Financial issues became a major source of contention post marriage to Simpson. Since the Duke and Duchess of Windsor were removed from the Civil List by the government, Edward had to depend on his brother King George VI for financial assistance.
After marriage, Edward and his wife put up in France for two years. Their trip to Nazi Germany in October 1937 and the controversial meeting with Adolf Hitler further worsened their already diminished reputation in Britain.
After the outbreak of World War II, Edward was appointed Governor and Commander of Chief of Bahama Islands. Though the post was of relatively less prominence, both Duke and Duchess of Windsor gladly accepted the same. As the Governor, Edward made considerable efforts in combating poverty in the island.

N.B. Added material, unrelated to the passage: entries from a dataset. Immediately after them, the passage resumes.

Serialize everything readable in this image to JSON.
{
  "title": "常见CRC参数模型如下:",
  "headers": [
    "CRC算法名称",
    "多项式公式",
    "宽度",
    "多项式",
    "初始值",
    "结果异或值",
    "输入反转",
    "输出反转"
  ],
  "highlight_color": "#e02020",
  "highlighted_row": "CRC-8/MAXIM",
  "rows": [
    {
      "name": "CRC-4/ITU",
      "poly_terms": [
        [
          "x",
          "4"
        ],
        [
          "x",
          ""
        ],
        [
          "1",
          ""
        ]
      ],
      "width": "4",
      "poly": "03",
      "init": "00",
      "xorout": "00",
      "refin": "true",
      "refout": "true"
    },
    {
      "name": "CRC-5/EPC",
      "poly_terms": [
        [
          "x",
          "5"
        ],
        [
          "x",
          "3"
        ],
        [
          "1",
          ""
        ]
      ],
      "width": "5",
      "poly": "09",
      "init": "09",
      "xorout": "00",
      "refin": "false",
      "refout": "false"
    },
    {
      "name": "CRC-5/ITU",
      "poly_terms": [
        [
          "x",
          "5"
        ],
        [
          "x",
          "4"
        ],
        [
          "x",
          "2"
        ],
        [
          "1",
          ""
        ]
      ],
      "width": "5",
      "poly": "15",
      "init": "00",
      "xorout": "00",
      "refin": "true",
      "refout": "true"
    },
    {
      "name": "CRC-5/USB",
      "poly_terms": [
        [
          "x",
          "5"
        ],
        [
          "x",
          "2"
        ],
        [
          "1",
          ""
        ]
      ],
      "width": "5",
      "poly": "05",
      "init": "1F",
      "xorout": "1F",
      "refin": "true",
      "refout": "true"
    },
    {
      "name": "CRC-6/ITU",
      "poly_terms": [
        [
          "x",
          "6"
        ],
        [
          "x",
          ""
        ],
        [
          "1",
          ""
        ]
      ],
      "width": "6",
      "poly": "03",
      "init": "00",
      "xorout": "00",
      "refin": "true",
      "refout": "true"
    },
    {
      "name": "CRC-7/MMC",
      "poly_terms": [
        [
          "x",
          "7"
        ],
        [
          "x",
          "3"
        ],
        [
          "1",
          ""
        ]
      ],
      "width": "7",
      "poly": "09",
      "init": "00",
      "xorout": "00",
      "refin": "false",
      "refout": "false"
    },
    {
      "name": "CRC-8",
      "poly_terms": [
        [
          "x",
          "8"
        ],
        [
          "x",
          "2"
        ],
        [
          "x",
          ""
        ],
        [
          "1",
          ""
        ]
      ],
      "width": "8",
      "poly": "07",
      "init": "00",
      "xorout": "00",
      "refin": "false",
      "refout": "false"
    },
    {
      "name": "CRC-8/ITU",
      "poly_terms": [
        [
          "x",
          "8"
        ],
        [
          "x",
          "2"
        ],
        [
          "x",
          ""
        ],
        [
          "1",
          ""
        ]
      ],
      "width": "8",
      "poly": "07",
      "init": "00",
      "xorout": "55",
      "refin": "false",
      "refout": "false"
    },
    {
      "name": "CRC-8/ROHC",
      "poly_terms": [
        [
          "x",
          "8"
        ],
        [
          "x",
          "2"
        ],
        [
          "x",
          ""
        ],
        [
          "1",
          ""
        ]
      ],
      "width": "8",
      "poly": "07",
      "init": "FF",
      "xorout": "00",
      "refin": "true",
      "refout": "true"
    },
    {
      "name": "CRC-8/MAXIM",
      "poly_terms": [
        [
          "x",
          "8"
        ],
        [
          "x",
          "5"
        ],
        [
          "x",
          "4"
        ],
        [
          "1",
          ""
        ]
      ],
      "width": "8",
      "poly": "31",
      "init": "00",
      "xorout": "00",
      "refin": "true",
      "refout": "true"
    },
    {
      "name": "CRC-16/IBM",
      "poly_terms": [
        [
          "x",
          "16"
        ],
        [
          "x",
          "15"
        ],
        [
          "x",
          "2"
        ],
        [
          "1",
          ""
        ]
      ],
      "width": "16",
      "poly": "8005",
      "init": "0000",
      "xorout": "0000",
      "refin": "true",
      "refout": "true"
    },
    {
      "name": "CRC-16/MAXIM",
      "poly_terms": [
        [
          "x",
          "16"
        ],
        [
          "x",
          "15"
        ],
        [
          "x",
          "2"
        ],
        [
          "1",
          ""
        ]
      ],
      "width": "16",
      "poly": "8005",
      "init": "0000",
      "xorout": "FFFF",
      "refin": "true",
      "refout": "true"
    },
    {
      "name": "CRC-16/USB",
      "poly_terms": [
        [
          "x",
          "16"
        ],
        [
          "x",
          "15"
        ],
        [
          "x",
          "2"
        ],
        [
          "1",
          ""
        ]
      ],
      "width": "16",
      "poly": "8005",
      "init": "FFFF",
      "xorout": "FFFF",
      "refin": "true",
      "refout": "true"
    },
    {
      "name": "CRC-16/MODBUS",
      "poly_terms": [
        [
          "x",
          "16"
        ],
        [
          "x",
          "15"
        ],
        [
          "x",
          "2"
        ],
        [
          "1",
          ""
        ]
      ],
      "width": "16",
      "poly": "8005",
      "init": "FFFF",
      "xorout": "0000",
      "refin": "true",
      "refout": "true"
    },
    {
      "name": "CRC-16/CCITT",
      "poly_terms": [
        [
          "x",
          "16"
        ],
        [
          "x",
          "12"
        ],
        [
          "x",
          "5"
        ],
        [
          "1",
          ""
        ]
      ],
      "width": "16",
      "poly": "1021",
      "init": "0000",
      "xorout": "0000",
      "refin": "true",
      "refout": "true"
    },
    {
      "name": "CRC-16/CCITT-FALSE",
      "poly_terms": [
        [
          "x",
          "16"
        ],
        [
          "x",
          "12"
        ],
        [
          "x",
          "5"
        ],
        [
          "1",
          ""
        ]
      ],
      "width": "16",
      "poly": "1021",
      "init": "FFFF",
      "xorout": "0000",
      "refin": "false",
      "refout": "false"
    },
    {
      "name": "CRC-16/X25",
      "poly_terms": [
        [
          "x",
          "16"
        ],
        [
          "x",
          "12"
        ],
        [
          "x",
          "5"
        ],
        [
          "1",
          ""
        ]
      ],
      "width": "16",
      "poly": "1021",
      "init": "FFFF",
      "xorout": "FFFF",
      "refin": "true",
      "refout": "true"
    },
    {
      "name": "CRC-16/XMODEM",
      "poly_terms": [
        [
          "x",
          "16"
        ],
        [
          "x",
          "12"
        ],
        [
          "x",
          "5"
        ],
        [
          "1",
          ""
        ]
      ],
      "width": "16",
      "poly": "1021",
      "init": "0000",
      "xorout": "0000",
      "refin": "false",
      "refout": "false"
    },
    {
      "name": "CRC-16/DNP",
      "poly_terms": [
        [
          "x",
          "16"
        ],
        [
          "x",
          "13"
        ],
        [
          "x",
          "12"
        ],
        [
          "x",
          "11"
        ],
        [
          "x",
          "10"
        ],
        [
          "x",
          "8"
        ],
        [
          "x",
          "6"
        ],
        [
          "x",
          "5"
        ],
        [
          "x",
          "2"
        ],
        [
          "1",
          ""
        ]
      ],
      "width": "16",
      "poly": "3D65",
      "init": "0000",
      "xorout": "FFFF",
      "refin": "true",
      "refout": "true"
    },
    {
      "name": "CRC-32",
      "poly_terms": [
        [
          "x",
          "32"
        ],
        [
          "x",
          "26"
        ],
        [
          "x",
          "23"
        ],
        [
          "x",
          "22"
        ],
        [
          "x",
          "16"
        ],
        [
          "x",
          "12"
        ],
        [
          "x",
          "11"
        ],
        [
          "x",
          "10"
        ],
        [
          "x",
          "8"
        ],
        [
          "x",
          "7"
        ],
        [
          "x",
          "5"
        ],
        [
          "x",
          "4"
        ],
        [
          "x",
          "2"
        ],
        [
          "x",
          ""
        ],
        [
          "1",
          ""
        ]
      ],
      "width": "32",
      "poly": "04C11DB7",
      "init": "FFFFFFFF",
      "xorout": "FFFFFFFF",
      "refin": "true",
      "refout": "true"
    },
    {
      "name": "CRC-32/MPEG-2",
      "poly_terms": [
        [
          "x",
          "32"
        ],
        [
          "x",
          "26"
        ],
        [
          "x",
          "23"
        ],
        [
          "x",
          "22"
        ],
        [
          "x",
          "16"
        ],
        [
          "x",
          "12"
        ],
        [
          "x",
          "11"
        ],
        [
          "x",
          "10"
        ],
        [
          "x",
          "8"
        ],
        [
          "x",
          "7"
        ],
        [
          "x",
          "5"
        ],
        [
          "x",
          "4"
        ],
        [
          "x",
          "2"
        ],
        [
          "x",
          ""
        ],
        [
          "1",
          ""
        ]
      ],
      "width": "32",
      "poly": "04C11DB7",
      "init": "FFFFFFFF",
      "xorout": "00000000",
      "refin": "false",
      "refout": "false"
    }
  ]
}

At the end of the war, Duke and Duchess of Windsor returned to France for good. They took on the role of celebrities and became a vital part of the café society of the 1950s and 1960s France.
Edward penned a number of articles and books during the last phase of his life including a memoir, ‘A King’s Story’, ‘A Family Album’ that gave insight about fashion and habits of Royal family, a short book, ‘The Crown and the People’ and articles on coronation of Queen Elizabeth II in Sunday Express and Woman’s Home Companion .
Together with his wife, he appeared in a number of television shows and interviews. The two were guests of honor to a dinner at White House during President Richard Nixon’s premiership. They even attended several social gatherings of the Royal family including centenary of his mother, Queen Mary .
Personal Life & Legacy
Edward was a womanizer and a Casanova. He was highly self-indulgent and was involved in numerous love relationships with married women. It was this reckless behaviour of his that irked his father and soured the relationship between the two.
While Edward was involved in a series of love affairs with married women, it was Wallis Simpson, the wife of an American businessman, who stole his heart. She had divorced her first husband Win Spencer in 1927. Her second husband Ernest Simpson, was a British American businessman.
Following Edward’s accession to the throne, King Edward and Simpson’s love affair zoomed to greater heights. The two spent a great deal of time together and were almost inseparable.
Despite the opposition from the Church of England, his panels of ministers and his subjects, King Edward was adamant on marrying Simpson. He was quoted saying that “it was impossible for him to carry the heavy burden of responsibility and discharge his duties as a King without Simpson.”
With almost no alternative to bank on, King Edward chose to abdicate. On December 10, 1936, he gave up his title of King of United Kingdom to his brother, Prince Albert, for marrying Simpson. He, in turn, became Duke of Windsor.
On June 3, 1937, Edward married Simpson in a private ceremony, at Château de Candé, near Tours, France. His marriage wasn’t attended by the members of the Royal family. Despite being his wife, Simpson wasn’t given the stately title, Her Royal Highness. The couple remained in Paris, France for the better part of their married life, excepting during World War II when he served as the Commander in Chief of Bahama Island.
In 1960s, Edward’s health increasingly declined. He was operated twice, for an aneurysm of the abdominal aorta and a detached retina. A persistent smoker, he contracted throat cancer in 1971.
On May 28, 1972, he breathed his last at his home in Paris. His body was returned to Britain. After lying in state at St George’s Chapel at Windsor, he was buried in the Royal Burial Ground.